Inappropriately seductive appearance or behavior.
Excessive concern with physical appearance.
A need to be the center of attention (self-centeredness).
Low tolerance for frustration or delayed gratification.
Rapidly shifting emotional states that may appear shallow to others.
Opinions are easily influenced by other people, but difficult to back up with details.
Tendency to believe that relationships are more intimate than they actually are.
Make rash decisions
Threaten or attempt suicide to get attention
Diagnostic criteria (DSM-IV-TR)
The Diagnostic and Statistical Manual of Mental Disorders, a widely used manual for diagnosing mental disorders, defines histrionic personality disorder as a pervasive pattern of excessive emotionality and attention seeking, beginning by early adulthood and present in a variety of contexts, as indicated by five (or more) of the following:
1.is uncomfortable in situations in which he or she is not the center of attention
2.interaction with others is often characterized by inappropriate sexually seductive or provocative behavior
3.displays rapidly shifting and shallow expression of emotions
4.consistently uses physical appearance to draw attention to self
5.has a style of speech that is excessively impressionistic and lacking in detail
6.shows self-dramatization, theatricality, and exaggerated expression of emotion
7.is suggestible, i.e., easily influenced by others or circumstances
8.considers relationships to be more intimate than they actually are.
A mnemonic that can be used to remember the criteria for histrionic personality disorder is PRAISE ME:
P - provocative (or seductive) behavior
R - relationships, considered more intimate than they are
A - attention, must be at center of
I - influenced easily
S - speech (style) - wants to impress, lacks detail
E - emotional lability, shallowness
M - make-up - physical appearance used to draw attention to self
E - exaggerated emotions - theatrical
Diagnostic criteria (ICD-10)
The International Statistical Classification of Diseases defines histrionic personality disorder as characterized by:
self-dramatization, theatricality, exaggerated expression of emotions;
suggestibility, easily influenced by others or by circumstances;
shallow and labile affectivity;
continual seeking for excitement and activities in which the patient is the centre of attention;
inappropriate seductiveness in appearance or behaviour;
over-concern with physical attractiveness.
Associated features may include egocentricity, self-indulgence, continuous longing for appreciation, feelings that are easily hurt, and persistent manipulative behaviour to achieve own needs.
Because of the lack of research support for work on personality disorders and long-term treatment with psychotherapy, the empirical findings on the treatment of these disorders remain based on the case report method and not on clinical trials.

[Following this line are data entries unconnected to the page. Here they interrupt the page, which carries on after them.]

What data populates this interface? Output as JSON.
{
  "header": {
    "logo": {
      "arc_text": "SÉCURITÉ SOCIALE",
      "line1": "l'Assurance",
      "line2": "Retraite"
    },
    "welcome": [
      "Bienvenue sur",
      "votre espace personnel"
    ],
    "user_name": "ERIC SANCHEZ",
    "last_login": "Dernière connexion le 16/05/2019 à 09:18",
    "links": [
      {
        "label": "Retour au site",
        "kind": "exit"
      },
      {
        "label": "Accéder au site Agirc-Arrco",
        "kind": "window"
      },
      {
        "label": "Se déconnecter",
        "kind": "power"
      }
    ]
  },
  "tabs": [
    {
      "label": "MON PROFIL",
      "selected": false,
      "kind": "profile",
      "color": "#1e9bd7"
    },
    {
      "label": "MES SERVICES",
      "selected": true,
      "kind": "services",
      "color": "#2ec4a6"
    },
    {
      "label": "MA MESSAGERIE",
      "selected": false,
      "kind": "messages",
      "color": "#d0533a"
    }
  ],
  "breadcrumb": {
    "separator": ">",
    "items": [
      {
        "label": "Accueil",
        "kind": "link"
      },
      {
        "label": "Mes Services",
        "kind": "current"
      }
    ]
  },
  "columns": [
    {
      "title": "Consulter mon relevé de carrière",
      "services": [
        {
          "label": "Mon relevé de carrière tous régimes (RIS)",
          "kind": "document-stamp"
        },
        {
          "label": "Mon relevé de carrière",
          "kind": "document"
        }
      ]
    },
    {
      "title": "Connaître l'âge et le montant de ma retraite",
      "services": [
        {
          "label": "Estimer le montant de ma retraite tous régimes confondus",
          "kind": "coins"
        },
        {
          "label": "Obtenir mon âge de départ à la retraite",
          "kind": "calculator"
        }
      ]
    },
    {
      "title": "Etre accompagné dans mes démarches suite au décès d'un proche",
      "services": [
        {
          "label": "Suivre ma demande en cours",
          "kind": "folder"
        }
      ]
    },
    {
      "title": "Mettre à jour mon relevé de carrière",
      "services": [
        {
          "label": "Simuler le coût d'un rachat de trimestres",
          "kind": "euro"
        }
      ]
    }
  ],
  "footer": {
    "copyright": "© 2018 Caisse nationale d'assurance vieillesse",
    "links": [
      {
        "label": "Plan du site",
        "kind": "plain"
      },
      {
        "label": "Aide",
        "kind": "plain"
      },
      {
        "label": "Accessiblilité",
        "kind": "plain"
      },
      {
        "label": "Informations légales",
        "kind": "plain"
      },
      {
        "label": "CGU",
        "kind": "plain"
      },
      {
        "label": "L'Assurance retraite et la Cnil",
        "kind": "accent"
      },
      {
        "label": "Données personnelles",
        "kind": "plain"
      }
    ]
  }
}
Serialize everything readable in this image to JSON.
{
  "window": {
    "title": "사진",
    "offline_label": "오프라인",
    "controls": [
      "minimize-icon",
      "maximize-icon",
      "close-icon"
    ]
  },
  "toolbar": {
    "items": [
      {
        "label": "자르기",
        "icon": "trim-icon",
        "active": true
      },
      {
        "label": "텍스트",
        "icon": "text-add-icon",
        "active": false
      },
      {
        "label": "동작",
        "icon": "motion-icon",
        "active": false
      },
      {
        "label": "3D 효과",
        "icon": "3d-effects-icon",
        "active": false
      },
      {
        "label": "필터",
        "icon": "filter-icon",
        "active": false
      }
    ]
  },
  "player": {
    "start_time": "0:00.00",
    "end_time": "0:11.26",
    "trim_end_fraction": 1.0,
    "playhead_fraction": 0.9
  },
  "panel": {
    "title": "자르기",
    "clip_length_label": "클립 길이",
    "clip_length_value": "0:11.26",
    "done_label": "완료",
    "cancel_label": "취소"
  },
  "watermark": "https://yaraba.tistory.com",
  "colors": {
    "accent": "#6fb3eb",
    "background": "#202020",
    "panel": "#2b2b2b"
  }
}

On the basis of case presentations, the treatment of choice is psychotherapy aimed at self-development through resolution of conflict and advancement of inhibited developmental lines. Group therapy is not recommended for those with HPD because it often perpetuates histrionic behavior because the person then has an audience to play off of.